* **What the task asks**
In the data below, locate each line with the word "Windows" and list it.

Task inputs START

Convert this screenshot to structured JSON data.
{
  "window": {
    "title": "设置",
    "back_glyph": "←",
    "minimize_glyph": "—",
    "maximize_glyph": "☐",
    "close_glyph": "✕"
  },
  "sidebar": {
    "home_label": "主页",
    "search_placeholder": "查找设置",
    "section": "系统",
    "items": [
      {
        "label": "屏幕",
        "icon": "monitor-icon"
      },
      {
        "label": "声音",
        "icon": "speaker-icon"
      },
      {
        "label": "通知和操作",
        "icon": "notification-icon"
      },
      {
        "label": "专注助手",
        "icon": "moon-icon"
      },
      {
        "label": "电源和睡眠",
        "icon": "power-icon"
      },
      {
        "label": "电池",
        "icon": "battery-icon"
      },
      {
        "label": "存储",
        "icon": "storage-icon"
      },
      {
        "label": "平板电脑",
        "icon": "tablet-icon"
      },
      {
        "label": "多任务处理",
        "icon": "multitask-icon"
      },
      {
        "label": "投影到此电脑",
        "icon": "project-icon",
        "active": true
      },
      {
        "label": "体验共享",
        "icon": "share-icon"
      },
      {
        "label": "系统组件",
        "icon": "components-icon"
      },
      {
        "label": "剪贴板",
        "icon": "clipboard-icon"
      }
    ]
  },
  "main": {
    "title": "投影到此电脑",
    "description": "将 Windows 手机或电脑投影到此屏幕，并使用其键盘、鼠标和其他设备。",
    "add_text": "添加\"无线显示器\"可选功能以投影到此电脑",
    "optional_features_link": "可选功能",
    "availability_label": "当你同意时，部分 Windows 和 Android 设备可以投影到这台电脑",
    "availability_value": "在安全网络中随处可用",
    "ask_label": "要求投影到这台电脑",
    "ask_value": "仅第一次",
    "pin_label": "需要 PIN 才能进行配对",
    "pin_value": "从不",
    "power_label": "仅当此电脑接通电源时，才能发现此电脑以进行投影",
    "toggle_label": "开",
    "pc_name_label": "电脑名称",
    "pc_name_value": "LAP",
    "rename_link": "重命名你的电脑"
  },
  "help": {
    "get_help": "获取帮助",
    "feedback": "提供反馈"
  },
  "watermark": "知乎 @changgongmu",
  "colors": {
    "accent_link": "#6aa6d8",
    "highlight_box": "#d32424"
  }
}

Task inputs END

* **Output for this task**
    "description": "将 Windows 手机或电脑投影到此屏幕，并使用其键盘、鼠标和其他设备。",
    "availability_label": "当你同意时，部分 Windows 和 Android 设备可以投影到这台电脑",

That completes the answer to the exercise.